◆ What the task asks: Output an exact reproduction of the data.

________________________

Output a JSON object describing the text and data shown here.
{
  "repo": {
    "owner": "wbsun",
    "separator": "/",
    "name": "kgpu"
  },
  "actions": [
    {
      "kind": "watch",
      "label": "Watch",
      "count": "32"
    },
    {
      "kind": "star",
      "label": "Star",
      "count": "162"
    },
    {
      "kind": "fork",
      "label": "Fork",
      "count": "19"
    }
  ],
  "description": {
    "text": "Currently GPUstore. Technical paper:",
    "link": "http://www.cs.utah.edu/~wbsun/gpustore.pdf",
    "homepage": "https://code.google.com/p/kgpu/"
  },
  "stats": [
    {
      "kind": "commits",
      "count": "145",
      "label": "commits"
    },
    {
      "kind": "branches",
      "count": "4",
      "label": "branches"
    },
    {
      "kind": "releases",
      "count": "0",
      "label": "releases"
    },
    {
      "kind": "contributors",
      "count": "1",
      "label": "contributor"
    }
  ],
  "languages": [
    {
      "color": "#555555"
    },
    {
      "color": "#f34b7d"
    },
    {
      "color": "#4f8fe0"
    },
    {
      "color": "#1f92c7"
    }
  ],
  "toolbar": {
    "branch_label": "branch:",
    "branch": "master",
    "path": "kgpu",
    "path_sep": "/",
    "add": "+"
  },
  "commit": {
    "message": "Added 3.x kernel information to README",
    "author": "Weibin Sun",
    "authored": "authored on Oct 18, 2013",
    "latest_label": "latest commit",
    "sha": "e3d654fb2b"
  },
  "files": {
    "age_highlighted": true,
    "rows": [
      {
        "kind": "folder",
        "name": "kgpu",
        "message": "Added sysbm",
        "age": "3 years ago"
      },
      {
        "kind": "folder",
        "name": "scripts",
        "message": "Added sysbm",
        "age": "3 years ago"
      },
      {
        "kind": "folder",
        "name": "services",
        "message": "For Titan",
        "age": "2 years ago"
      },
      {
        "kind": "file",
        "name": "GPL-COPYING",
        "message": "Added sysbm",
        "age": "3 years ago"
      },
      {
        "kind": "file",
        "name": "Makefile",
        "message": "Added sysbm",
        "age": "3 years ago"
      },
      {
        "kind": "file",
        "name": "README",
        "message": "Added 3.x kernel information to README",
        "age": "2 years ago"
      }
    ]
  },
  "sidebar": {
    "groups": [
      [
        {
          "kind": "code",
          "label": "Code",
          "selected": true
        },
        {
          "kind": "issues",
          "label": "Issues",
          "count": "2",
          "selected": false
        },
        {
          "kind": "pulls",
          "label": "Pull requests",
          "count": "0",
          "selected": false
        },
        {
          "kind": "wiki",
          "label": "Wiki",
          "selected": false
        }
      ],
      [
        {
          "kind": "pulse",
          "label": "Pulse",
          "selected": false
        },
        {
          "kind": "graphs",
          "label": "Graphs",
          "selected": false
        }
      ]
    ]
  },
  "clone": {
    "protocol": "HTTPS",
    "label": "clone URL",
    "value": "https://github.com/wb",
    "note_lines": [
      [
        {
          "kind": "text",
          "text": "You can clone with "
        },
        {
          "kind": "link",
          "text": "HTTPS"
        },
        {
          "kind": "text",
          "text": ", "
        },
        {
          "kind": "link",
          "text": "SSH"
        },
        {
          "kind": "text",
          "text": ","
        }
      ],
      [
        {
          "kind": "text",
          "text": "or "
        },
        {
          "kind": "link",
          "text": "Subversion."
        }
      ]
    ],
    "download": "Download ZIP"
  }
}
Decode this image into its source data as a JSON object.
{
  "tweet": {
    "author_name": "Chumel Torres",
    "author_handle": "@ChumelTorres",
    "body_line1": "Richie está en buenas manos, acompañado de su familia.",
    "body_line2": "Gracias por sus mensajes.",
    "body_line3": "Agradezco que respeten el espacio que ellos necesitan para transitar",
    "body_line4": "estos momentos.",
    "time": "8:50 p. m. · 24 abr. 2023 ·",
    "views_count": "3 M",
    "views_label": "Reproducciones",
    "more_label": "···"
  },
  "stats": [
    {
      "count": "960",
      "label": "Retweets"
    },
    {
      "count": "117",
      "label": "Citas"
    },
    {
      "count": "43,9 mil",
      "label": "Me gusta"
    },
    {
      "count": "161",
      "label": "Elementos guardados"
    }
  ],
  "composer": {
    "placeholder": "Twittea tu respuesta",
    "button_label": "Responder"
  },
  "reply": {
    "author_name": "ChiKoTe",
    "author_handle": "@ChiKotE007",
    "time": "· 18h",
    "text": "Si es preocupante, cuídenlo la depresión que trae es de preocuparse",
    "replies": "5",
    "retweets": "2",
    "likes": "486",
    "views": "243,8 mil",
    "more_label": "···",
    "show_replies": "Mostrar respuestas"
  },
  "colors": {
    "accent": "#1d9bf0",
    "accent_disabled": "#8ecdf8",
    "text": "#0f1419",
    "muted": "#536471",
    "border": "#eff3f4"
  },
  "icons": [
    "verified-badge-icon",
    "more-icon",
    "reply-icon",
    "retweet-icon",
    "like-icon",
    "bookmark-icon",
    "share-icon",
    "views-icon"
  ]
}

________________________

◆ Written reply:
Output a JSON object describing the text and data shown here.
{
  "repo": {
    "owner": "wbsun",
    "separator": "/",
    "name": "kgpu"
  },
  "actions": [
    {
      "kind": "watch",
      "label": "Watch",
      "count": "32"
    },
    {
      "kind": "star",
      "label": "Star",
      "count": "162"
    },
    {
      "kind": "fork",
      "label": "Fork",
      "count": "19"
    }
  ],
  "description": {
    "text": "Currently GPUstore. Technical paper:",
    "link": "http://www.cs.utah.edu/~wbsun/gpustore.pdf",
    "homepage": "https://code.google.com/p/kgpu/"
  },
  "stats": [
    {
      "kind": "commits",
      "count": "145",
      "label": "commits"
    },
    {
      "kind": "branches",
      "count": "4",
      "label": "branches"
    },
    {
      "kind": "releases",
      "count": "0",
      "label": "releases"
    },
    {
      "kind": "contributors",
      "count": "1",
      "label": "contributor"
    }
  ],
  "languages": [
    {
      "color": "#555555"
    },
    {
      "color": "#f34b7d"
    },
    {
      "color": "#4f8fe0"
    },
    {
      "color": "#1f92c7"
    }
  ],
  "toolbar": {
    "branch_label": "branch:",
    "branch": "master",
    "path": "kgpu",
    "path_sep": "/",
    "add": "+"
  },
  "commit": {
    "message": "Added 3.x kernel information to README",
    "author": "Weibin Sun",
    "authored": "authored on Oct 18, 2013",
    "latest_label": "latest commit",
    "sha": "e3d654fb2b"
  },
  "files": {
    "age_highlighted": true,
    "rows": [
      {
        "kind": "folder",
        "name": "kgpu",
        "message": "Added sysbm",
        "age": "3 years ago"
      },
      {
        "kind": "folder",
        "name": "scripts",
        "message": "Added sysbm",
        "age": "3 years ago"
      },
      {
        "kind": "folder",
        "name": "services",
        "message": "For Titan",
        "age": "2 years ago"
      },
      {
        "kind": "file",
        "name": "GPL-COPYING",
        "message": "Added sysbm",
        "age": "3 years ago"
      },
      {
        "kind": "file",
        "name": "Makefile",
        "message": "Added sysbm",
        "age": "3 years ago"
      },
      {
        "kind": "file",
        "name": "README",
        "message": "Added 3.x kernel information to README",
        "age": "2 years ago"
      }
    ]
  },
  "sidebar": {
    "groups": [
      [
        {
          "kind": "code",
          "label": "Code",
          "selected": true
        },
        {
          "kind": "issues",
          "label": "Issues",
          "count": "2",
          "selected": false
        },
        {
          "kind": "pulls",
          "label": "Pull requests",
          "count": "0",
          "selected": false
        },
        {
          "kind": "wiki",
          "label": "Wiki",
          "selected": false
        }
      ],
      [
        {
          "kind": "pulse",
          "label": "Pulse",
          "selected": false
        },
        {
          "kind": "graphs",
          "label": "Graphs",
          "selected": false
        }
      ]
    ]
  },
  "clone": {
    "protocol": "HTTPS",
    "label": "clone URL",
    "value": "https://github.com/wb",
    "note_lines": [
      [
        {
          "kind": "text",
          "text": "You can clone with "
        },
        {
          "kind": "link",
          "text": "HTTPS"
        },
        {
          "kind": "text",
          "text": ", "
        },
        {
          "kind": "link",
          "text": "SSH"
        },
        {
          "kind": "text",
          "text": ","
        }
      ],
      [
        {
          "kind": "text",
          "text": "or "
        },
        {
          "kind": "link",
          "text": "Subversion."
        }
      ]
    ],
    "download": "Download ZIP"
  }
}
Decode this image into its source data as a JSON object.
{
  "tweet": {
    "author_name": "Chumel Torres",
    "author_handle": "@ChumelTorres",
    "body_line1": "Richie está en buenas manos, acompañado de su familia.",
    "body_line2": "Gracias por sus mensajes.",
    "body_line3": "Agradezco que respeten el espacio que ellos necesitan para transitar",
    "body_line4": "estos momentos.",
    "time": "8:50 p. m. · 24 abr. 2023 ·",
    "views_count": "3 M",
    "views_label": "Reproducciones",
    "more_label": "···"
  },
  "stats": [
    {
      "count": "960",
      "label": "Retweets"
    },
    {
      "count": "117",
      "label": "Citas"
    },
    {
      "count": "43,9 mil",
      "label": "Me gusta"
    },
    {
      "count": "161",
      "label": "Elementos guardados"
    }
  ],
  "composer": {
    "placeholder": "Twittea tu respuesta",
    "button_label": "Responder"
  },
  "reply": {
    "author_name": "ChiKoTe",
    "author_handle": "@ChiKotE007",
    "time": "· 18h",
    "text": "Si es preocupante, cuídenlo la depresión que trae es de preocuparse",
    "replies": "5",
    "retweets": "2",
    "likes": "486",
    "views": "243,8 mil",
    "more_label": "···",
    "show_replies": "Mostrar respuestas"
  },
  "colors": {
    "accent": "#1d9bf0",
    "accent_disabled": "#8ecdf8",
    "text": "#0f1419",
    "muted": "#536471",
    "border": "#eff3f4"
  },
  "icons": [
    "verified-badge-icon",
    "more-icon",
    "reply-icon",
    "retweet-icon",
    "like-icon",
    "bookmark-icon",
    "share-icon",
    "views-icon"
  ]
}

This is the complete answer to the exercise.